I agree. After listening to the candidates debate on VPR the other day (best part was when they questioned each other) Smith really stood out as a Moderate Republican with a D by his name. It’s crystal clear that the guy’s priorities lie with the more well-heeled Vermonters and NO public policy goal – however laudable – will outweigh Smith’s commitment to keep taxes down for the wealthy. His tone was quite passionate when he made it clear that no budget cut is off the table, in his pursuit of protecting the well-to-do from any further expense. Ram was much closer to Zuckerman than to Smith (I imagine she drew off Zuckerman voters because she’s a woman of minority background) but ‘mushier’ (e.g. making rambling comments about ‘working for Head Start’ when asked about the high cost of child care). Smith came off as equivocating and overly fond of vague happy talk designed to cater to all sides of every issue. Zuckerman stood out.
I agree with your take on Dunne. By becoming mini-Bernie he lost his own identity. It seemed contrived, especially since he didn’t get Bernie’s endorsement. As the campaign wore on it took on an appearance of desperation.
I think it’s fair to say that Dunne lost this election more than Minter won it. But that’s not meant to undermine Minter. She played her cards VERY well at the end. And she wasn’t afraid to take some controversial positions, such as gun control. Minter said, “this is me!”, while Dunne kept saying, “I’m Bernie!”

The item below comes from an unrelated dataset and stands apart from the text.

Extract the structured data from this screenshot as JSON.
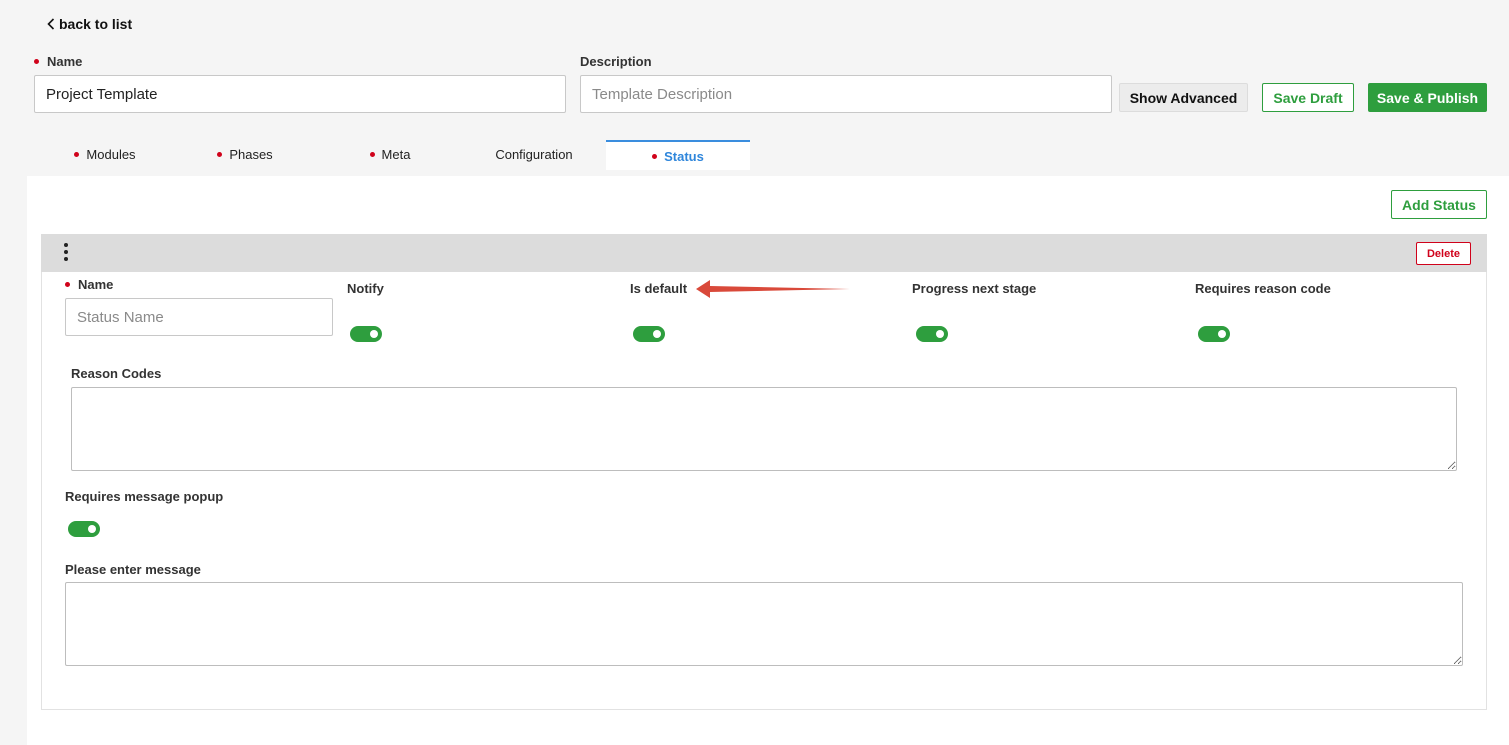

As for Annette Smith, she’s political tinnitus. Always making noise but the noise is so omnipresent and repetitive that it’s not taken seriously anymore.

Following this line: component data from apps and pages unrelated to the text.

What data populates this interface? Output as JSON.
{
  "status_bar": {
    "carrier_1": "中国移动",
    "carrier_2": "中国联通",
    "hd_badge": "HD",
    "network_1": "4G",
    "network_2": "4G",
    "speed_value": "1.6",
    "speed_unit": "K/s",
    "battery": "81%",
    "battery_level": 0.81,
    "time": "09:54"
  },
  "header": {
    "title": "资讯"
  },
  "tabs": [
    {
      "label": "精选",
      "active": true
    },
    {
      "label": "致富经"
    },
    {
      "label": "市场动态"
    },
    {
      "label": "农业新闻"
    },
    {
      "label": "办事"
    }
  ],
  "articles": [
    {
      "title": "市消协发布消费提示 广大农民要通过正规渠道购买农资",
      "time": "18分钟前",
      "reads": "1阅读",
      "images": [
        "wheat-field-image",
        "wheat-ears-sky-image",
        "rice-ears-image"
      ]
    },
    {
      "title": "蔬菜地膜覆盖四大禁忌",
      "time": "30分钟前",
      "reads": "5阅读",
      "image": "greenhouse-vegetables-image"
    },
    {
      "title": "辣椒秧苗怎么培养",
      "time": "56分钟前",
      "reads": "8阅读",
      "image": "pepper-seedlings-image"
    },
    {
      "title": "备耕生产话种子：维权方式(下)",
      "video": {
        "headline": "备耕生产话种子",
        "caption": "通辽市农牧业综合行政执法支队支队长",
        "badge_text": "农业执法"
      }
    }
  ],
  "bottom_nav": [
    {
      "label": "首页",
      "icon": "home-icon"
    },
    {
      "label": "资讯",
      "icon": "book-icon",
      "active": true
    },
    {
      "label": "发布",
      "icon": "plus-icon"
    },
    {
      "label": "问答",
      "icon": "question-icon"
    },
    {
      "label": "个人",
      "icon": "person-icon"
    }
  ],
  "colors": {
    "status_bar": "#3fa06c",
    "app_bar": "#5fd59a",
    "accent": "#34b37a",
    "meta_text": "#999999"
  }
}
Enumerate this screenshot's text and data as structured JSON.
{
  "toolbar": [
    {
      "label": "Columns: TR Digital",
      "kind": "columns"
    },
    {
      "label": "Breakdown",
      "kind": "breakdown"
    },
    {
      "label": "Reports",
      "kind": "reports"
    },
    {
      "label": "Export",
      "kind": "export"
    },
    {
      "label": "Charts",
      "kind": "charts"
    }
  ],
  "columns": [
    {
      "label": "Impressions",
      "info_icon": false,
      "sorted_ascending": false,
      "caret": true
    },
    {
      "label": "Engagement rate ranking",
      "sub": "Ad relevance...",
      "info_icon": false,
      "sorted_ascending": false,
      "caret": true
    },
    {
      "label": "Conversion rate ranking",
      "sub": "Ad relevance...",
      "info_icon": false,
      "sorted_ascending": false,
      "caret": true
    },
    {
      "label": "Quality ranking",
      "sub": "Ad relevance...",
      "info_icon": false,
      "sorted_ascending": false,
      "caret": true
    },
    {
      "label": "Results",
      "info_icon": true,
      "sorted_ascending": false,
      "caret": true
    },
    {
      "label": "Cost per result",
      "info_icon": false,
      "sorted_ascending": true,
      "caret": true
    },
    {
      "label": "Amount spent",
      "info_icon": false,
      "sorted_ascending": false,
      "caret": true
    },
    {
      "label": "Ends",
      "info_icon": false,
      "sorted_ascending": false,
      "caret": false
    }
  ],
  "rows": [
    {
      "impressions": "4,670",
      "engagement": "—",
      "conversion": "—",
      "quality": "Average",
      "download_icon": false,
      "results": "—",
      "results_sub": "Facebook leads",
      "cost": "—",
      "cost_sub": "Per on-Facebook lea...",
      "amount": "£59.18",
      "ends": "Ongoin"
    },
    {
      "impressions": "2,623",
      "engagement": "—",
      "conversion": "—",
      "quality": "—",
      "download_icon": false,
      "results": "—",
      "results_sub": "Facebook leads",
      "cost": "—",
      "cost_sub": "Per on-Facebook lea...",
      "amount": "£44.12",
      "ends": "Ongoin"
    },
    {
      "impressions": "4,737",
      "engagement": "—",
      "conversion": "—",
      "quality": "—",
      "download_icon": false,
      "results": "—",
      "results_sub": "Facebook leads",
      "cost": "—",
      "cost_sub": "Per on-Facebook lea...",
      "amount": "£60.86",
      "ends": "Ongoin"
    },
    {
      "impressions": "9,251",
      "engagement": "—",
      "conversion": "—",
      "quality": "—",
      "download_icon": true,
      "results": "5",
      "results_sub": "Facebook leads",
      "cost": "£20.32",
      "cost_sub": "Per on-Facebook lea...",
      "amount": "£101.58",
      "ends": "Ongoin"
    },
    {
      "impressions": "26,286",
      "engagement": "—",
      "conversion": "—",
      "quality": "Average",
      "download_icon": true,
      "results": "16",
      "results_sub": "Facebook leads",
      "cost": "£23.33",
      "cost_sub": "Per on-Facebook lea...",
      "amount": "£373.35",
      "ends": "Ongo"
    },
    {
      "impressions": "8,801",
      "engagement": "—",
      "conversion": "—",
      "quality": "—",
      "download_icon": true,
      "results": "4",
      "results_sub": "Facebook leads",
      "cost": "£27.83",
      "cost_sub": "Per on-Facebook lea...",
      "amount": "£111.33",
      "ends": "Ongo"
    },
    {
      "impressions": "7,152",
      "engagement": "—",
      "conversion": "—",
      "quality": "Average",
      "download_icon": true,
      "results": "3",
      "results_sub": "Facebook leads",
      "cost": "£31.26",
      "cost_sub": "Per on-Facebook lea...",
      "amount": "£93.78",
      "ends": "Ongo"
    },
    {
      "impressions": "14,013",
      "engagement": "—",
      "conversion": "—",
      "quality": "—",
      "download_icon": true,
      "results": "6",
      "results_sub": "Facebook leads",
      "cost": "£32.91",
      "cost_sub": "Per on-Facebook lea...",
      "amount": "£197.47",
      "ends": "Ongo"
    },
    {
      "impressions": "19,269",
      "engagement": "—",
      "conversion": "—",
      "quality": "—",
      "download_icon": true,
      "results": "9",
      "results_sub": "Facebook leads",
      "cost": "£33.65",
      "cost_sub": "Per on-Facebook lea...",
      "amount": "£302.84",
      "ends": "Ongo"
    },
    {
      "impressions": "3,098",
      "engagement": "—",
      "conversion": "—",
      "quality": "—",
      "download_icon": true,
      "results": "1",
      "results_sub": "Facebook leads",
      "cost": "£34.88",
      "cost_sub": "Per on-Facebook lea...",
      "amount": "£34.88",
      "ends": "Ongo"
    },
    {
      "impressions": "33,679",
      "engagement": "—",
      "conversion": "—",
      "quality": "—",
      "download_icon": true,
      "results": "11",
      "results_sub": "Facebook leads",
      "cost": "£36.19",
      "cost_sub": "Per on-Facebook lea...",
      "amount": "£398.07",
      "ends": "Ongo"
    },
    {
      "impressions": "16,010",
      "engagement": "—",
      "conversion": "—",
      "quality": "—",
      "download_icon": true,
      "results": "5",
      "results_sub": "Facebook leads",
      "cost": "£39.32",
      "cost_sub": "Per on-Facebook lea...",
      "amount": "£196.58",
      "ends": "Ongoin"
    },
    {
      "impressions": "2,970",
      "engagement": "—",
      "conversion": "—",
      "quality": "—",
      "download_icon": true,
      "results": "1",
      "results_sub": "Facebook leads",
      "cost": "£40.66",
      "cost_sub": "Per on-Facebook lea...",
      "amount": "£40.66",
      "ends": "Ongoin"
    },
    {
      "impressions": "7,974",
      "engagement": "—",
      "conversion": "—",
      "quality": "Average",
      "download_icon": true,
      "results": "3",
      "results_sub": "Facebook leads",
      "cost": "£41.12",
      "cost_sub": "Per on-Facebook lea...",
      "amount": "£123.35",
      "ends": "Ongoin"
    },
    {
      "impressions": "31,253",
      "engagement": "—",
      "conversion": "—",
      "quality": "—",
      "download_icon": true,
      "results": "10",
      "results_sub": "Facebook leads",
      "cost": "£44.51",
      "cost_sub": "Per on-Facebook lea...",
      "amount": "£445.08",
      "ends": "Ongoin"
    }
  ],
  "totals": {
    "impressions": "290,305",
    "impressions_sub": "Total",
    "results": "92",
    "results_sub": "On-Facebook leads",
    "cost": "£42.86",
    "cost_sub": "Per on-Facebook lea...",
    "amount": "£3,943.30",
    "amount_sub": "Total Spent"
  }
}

“Zuckerman’s nomination increases the chances that Randy Brock will be our next Lieutenant Governor”
I think you’re underestimating the voting population’s apathy (at best) towards Randy Brock. He’s a walking punch line and a has-been who can’t campaign worth a cent. The only way he’ll have a chance in the general election is if the Ds don’t support their own candidate.
You’re probably right. I think Brock has a better shot against Zuckerman, but it may not be much of a shot.
One other interesting tidbit.
Dunne’s Facebook page had 6,156 likes. Minter’s had 2,570. Yet Dunne lost handily.
There is a good project for a graduate student somewhere to explain the role of social media and it’s impact or lack thereof.
Dunne also lapped the field in Twitter followers, for all the good that did him.
Social Media = Armchair Activism